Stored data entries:
____________

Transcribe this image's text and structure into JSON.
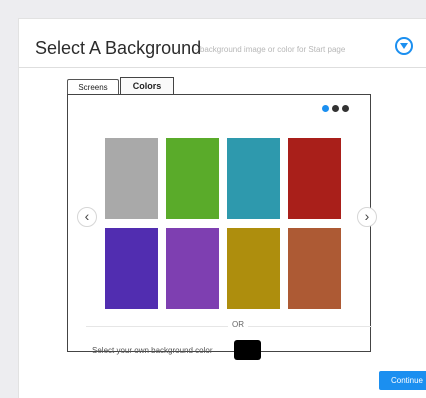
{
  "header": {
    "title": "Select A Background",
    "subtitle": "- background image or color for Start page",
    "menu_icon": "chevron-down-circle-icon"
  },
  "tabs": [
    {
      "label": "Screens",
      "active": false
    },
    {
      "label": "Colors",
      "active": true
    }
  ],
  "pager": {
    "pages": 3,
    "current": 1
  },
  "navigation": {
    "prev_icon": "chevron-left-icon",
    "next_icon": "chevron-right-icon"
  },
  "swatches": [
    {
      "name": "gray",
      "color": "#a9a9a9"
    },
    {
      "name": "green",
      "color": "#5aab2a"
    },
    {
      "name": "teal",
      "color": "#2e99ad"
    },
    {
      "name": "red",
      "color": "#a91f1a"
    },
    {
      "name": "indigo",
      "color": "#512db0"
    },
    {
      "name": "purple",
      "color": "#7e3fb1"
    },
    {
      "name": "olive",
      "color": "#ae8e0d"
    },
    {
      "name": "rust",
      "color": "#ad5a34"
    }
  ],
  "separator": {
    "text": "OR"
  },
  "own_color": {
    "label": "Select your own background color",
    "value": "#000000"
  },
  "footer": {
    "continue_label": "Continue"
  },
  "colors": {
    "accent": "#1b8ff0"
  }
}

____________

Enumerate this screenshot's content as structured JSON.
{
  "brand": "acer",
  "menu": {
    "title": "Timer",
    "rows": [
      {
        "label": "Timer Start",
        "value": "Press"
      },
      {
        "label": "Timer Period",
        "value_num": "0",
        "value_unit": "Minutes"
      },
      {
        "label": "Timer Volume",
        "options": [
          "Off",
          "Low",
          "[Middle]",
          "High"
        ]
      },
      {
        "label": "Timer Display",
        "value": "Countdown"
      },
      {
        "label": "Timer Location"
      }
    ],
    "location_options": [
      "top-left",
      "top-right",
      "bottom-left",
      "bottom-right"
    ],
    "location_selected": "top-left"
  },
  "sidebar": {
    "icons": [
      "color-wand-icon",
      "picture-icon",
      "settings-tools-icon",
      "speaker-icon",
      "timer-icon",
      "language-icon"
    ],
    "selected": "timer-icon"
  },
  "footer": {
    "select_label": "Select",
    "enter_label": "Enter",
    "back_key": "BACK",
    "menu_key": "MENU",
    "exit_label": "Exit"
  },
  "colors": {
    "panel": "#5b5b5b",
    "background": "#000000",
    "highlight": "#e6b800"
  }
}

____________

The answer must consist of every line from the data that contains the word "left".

    "prev_icon": "chevron-left-icon",
      "top-left",
      "bottom-left",
    "location_selected": "top-left"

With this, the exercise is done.